Instructions for the task
In the copy, include no images. Reproduce the entries exactly.

[Collected data entries]
- - - - - - -
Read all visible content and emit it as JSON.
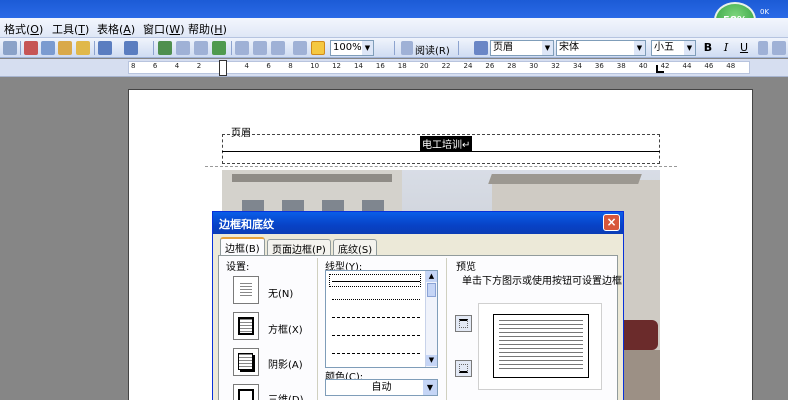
{
  "menu": {
    "items": [
      {
        "label": "格式(",
        "key": "O",
        "end": ")"
      },
      {
        "label": "工具(",
        "key": "T",
        "end": ")"
      },
      {
        "label": "表格(",
        "key": "A",
        "end": ")"
      },
      {
        "label": "窗口(",
        "key": "W",
        "end": ")"
      },
      {
        "label": "帮助(",
        "key": "H",
        "end": ")"
      }
    ]
  },
  "toolbar": {
    "zoom": "100%",
    "read_label": "阅读(R)",
    "style_value": "页眉",
    "font_value": "宋体",
    "size_value": "小五",
    "bold": "B",
    "italic": "I",
    "underline": "U"
  },
  "widget": {
    "percent": "58%",
    "line1": "0K",
    "line2": "0K"
  },
  "ruler": {
    "ticks": [
      "8",
      "6",
      "4",
      "2",
      "2",
      "4",
      "6",
      "8",
      "10",
      "12",
      "14",
      "16",
      "18",
      "20",
      "22",
      "24",
      "26",
      "28",
      "30",
      "32",
      "34",
      "36",
      "38",
      "40",
      "42",
      "44",
      "46",
      "48"
    ]
  },
  "document": {
    "header_label": "页眉",
    "header_text": "电工培训↵"
  },
  "dialog": {
    "title": "边框和底纹",
    "close": "×",
    "tabs": [
      "边框(B)",
      "页面边框(P)",
      "底纹(S)"
    ],
    "settings_label": "设置:",
    "settings": [
      "无(N)",
      "方框(X)",
      "阴影(A)",
      "三维(D)"
    ],
    "line_style_label": "线型(Y):",
    "color_label": "颜色(C):",
    "color_value": "自动",
    "preview_label": "预览",
    "preview_hint": "单击下方图示或使用按钮可设置边框"
  }
}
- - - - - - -
Response box
Read all visible content and emit it as JSON.
{
  "menu": {
    "items": [
      {
        "label": "格式(",
        "key": "O",
        "end": ")"
      },
      {
        "label": "工具(",
        "key": "T",
        "end": ")"
      },
      {
        "label": "表格(",
        "key": "A",
        "end": ")"
      },
      {
        "label": "窗口(",
        "key": "W",
        "end": ")"
      },
      {
        "label": "帮助(",
        "key": "H",
        "end": ")"
      }
    ]
  },
  "toolbar": {
    "zoom": "100%",
    "read_label": "阅读(R)",
    "style_value": "页眉",
    "font_value": "宋体",
    "size_value": "小五",
    "bold": "B",
    "italic": "I",
    "underline": "U"
  },
  "widget": {
    "percent": "58%",
    "line1": "0K",
    "line2": "0K"
  },
  "ruler": {
    "ticks": [
      "8",
      "6",
      "4",
      "2",
      "2",
      "4",
      "6",
      "8",
      "10",
      "12",
      "14",
      "16",
      "18",
      "20",
      "22",
      "24",
      "26",
      "28",
      "30",
      "32",
      "34",
      "36",
      "38",
      "40",
      "42",
      "44",
      "46",
      "48"
    ]
  },
  "document": {
    "header_label": "页眉",
    "header_text": "电工培训↵"
  },
  "dialog": {
    "title": "边框和底纹",
    "close": "×",
    "tabs": [
      "边框(B)",
      "页面边框(P)",
      "底纹(S)"
    ],
    "settings_label": "设置:",
    "settings": [
      "无(N)",
      "方框(X)",
      "阴影(A)",
      "三维(D)"
    ],
    "line_style_label": "线型(Y):",
    "color_label": "颜色(C):",
    "color_value": "自动",
    "preview_label": "预览",
    "preview_hint": "单击下方图示或使用按钮可设置边框"
  }
}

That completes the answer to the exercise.